I’m reaching out as a longtime Southeast Baltimore resident and advocate. There has been lots of rumbling as of late about the redesign of the downtown corridor. It includes reshaping the intersection of Pratt and Light streets, making the corridor more pedestrian friendly with hopes of attracting people back to the Inner Harbor.
Problems with traffic flow and pedestrian access aren’t new to Baltimore. I’ve lived and volunteered in areas along Orleans Street and have watched it turn into a four-lane highway with no traffic regulation or calming for blocks at a time. There have been complaints, meetings and outcry about the impact of Orleans Street on residential neighborhoods. Sections of the street present a dangerous barrier for elementary school students who attend schools south of it. William Paca Elementary School is on Lakewood Avenue right at the corner of Orleans Street.

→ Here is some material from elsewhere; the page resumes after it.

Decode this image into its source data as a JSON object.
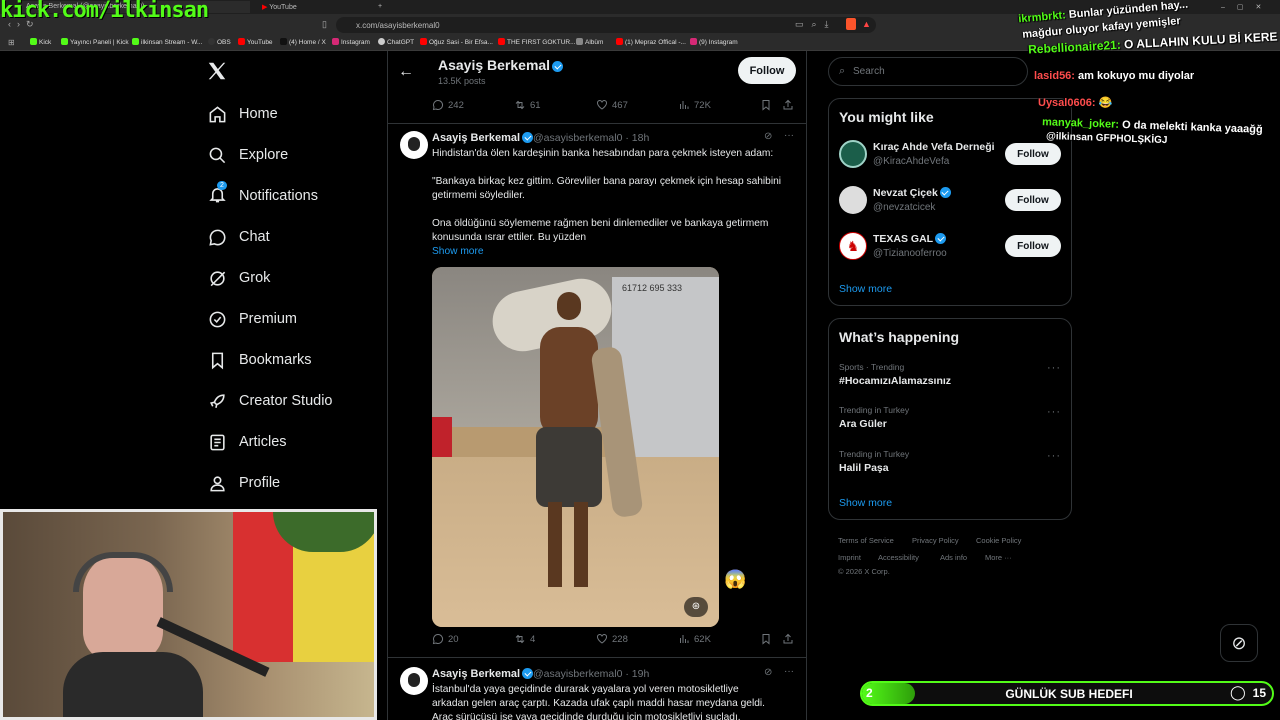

There isn’t as much as a speed camera to protect pedestrians from cars and trucks and trailers that speed up and down constantly. There are frequent accidents. It’s yet another product of segregation and redlining that has plagued Baltimore for generations.
Traffic-calming mechanisms can be found along Baltimore Street, and Fayette Street has speed cameras. Those neighborhoods, with a higher proportion of white residents, appear to have been prioritized over us along Orleans Street.
Orleans Street is a barrier that prevents lower-income people and persons of color from accessing public spaces such as the beautiful Patterson Park. We have reached out to Baltimore City Council members and state transportation officials to get some sort of movement on resolving this quality of life and safety issue. Perhaps more news media attention would help us address this inequity.
Fatima Wilkerson, Baltimore